Annie Leonard, The Story of Stuff: Wanna rethink what you buy, how you use it, where it ends up, and the impact of the whole cycle? If anything, Annie’s book will open your eyes to the many tiny steps we can all make towards a big impact.
Richard Thayler and Cass Sustein, Nudge: Improving Decisions on Health, Wealth, and Happiness: How do accidental and incidental bias contribute to our making wrong decisions about our future? Read on.
Lucy Maude Montgomery’s Anne of Green Gables series: Because “Isn’t it nice to think that tomorrow is a new day with no mistakes in it yet?” is one of many sticky questions that capture my heart in this series. And it’s fun to mix up non-fiction as I study this habit stuff with some romantic Canadian words from a hundred plus years ago.
The documentary Happy: It’s on Netflix and I keep watching it because when I’ve had a defeating day, it fills my heart with thanks and joy. Why does the island of Okinawa have the most over-100-year olds on it? Why is Sweden the happiest country on the planet? Which country is investing in “gross national happiness” along with increasing their gross national product. Lots of smart people in this one talking statistics and psychology, too.

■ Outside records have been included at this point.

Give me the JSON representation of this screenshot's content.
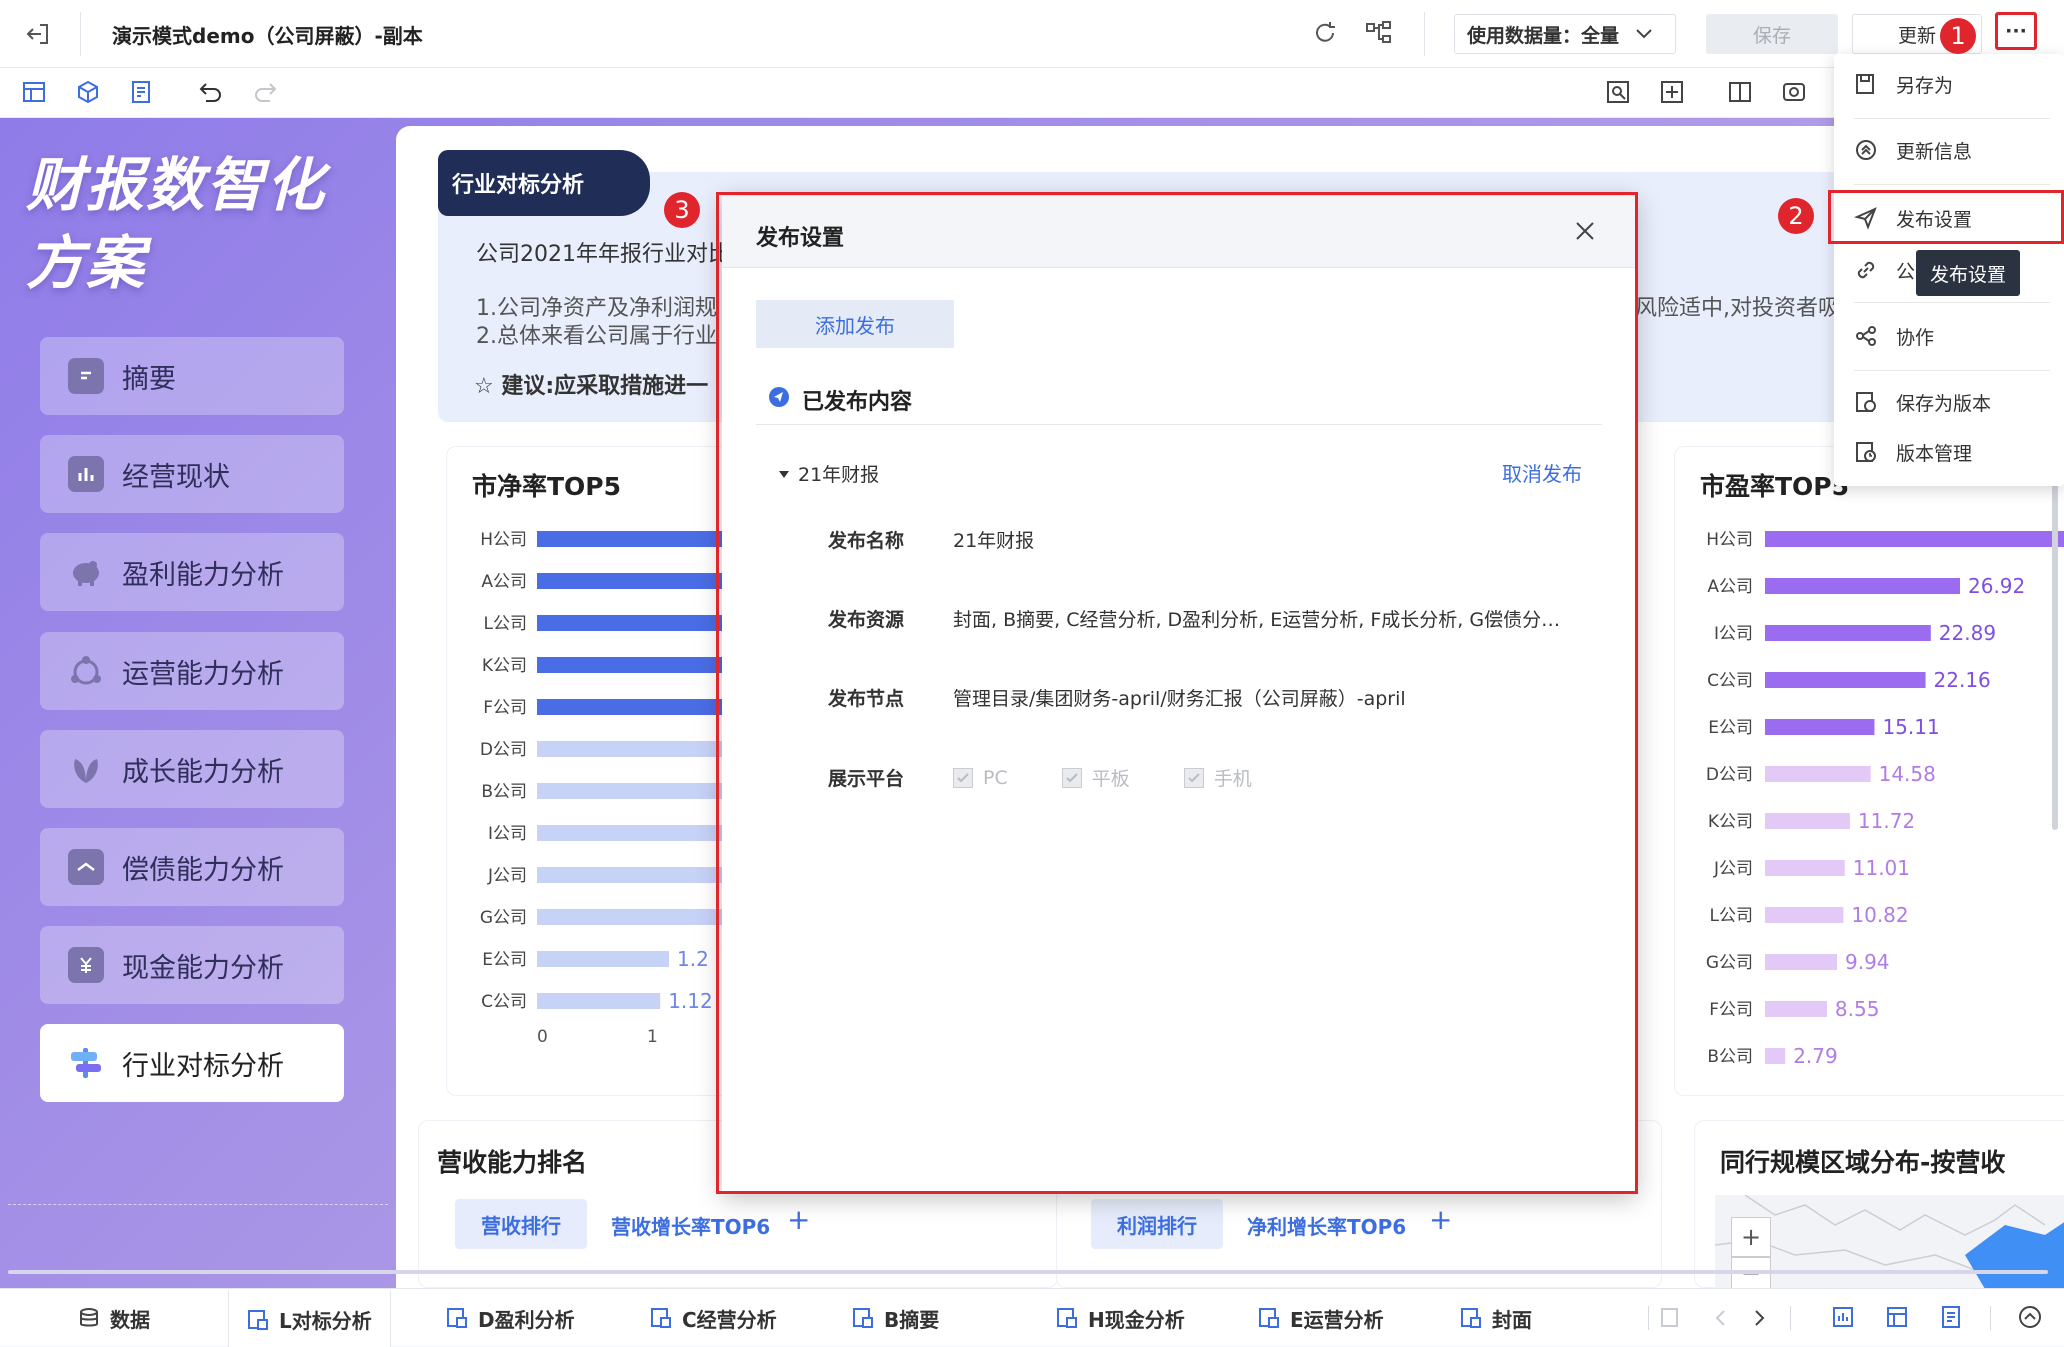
{
  "header": {
    "title": "演示模式demo（公司屏蔽）-副本",
    "data_usage_label": "使用数据量：全量",
    "save_label": "保存",
    "update_label": "更新",
    "more_label": "···"
  },
  "sidebar": {
    "title_line1": "财报数智化",
    "title_line2": "方案",
    "items": [
      {
        "label": "摘要"
      },
      {
        "label": "经营现状"
      },
      {
        "label": "盈利能力分析"
      },
      {
        "label": "运营能力分析"
      },
      {
        "label": "成长能力分析"
      },
      {
        "label": "偿债能力分析"
      },
      {
        "label": "现金能力分析"
      },
      {
        "label": "行业对标分析"
      }
    ]
  },
  "summary": {
    "tag": "行业对标分析",
    "line1": "公司2021年年报行业对比",
    "line2": "1.公司净资产及净利润规",
    "line3": "2.总体来看公司属于行业",
    "line4": "☆ 建议:应采取措施进一",
    "right_text": "风险适中,对投资者吸"
  },
  "pb_chart": {
    "title": "市净率TOP5",
    "ticks": [
      "0",
      "1"
    ]
  },
  "pe_chart": {
    "title": "市盈率TOP5"
  },
  "chart_data": [
    {
      "type": "bar",
      "title": "市净率TOP5",
      "categories": [
        "H公司",
        "A公司",
        "L公司",
        "K公司",
        "F公司",
        "D公司",
        "B公司",
        "I公司",
        "J公司",
        "G公司",
        "E公司",
        "C公司"
      ],
      "values": [
        null,
        null,
        null,
        null,
        null,
        null,
        null,
        null,
        null,
        null,
        1.2,
        1.12
      ],
      "value_labels": [
        "",
        "",
        "",
        "",
        "",
        "",
        "",
        "",
        "",
        "",
        "1.2",
        "1.12"
      ],
      "xlim": [
        0,
        1.6
      ],
      "highlight_top": 5
    },
    {
      "type": "bar",
      "title": "市盈率TOP5",
      "categories": [
        "H公司",
        "A公司",
        "I公司",
        "C公司",
        "E公司",
        "D公司",
        "K公司",
        "J公司",
        "L公司",
        "G公司",
        "F公司",
        "B公司"
      ],
      "values": [
        null,
        26.92,
        22.89,
        22.16,
        15.11,
        14.58,
        11.72,
        11.01,
        10.82,
        9.94,
        8.55,
        2.79
      ],
      "value_labels": [
        "",
        "26.92",
        "22.89",
        "22.16",
        "15.11",
        "14.58",
        "11.72",
        "11.01",
        "10.82",
        "9.94",
        "8.55",
        "2.79"
      ],
      "highlight_top": 5
    }
  ],
  "revenue_card": {
    "title": "营收能力排名",
    "tab1": "营收排行",
    "tab2": "营收增长率TOP6",
    "add": "+"
  },
  "profit_card": {
    "tab1": "利润排行",
    "tab2": "净利增长率TOP6",
    "add": "+"
  },
  "region_card": {
    "title": "同行规模区域分布-按营收",
    "zoom_in": "+",
    "zoom_out": "−"
  },
  "menu": {
    "items": [
      {
        "label": "另存为"
      },
      {
        "label": "更新信息"
      },
      {
        "label": "发布设置"
      },
      {
        "label": "公"
      },
      {
        "label": "协作"
      },
      {
        "label": "保存为版本"
      },
      {
        "label": "版本管理"
      }
    ],
    "tooltip": "发布设置"
  },
  "dialog": {
    "title": "发布设置",
    "add_button": "添加发布",
    "section_title": "已发布内容",
    "item_name": "21年财报",
    "cancel_link": "取消发布",
    "fields": {
      "name_label": "发布名称",
      "name_value": "21年财报",
      "resource_label": "发布资源",
      "resource_value": "封面, B摘要, C经营分析, D盈利分析, E运营分析, F成长分析, G偿债分…",
      "node_label": "发布节点",
      "node_value": "管理目录/集团财务-april/财务汇报（公司屏蔽）-april",
      "platform_label": "展示平台",
      "platforms": [
        "PC",
        "平板",
        "手机"
      ]
    }
  },
  "badges": [
    "1",
    "2",
    "3"
  ],
  "bottom_tabs": {
    "data_label": "数据",
    "tabs": [
      "L对标分析",
      "D盈利分析",
      "C经营分析",
      "B摘要",
      "H现金分析",
      "E运营分析",
      "封面"
    ]
  }
}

Frances Hodgson Burnett’s A Little Princess. Do you believe in magic? Do you want to? Read this with a handkerchief nearby. (I read the Puffin Bloom printing, which is super magical and now I want everything they print!)
Louisa May Alcott’s Little Women. People are saying mean things in the world right now at a rapid pace. We all need a Marmee right now to help keep our morals grounded.
H.D. Thoreau’s Winter journals. My Year was really, really rough this winter. I was off of sugar, then didn’t gift through the holidays, then tackled the New Year by battling negative thought and waste while my body suffered more than it has in a decade. Every day, I read Thoreau’s journal entries from more than a hundred years before aloud to my best friend. It gave me constancy, connection, and calm.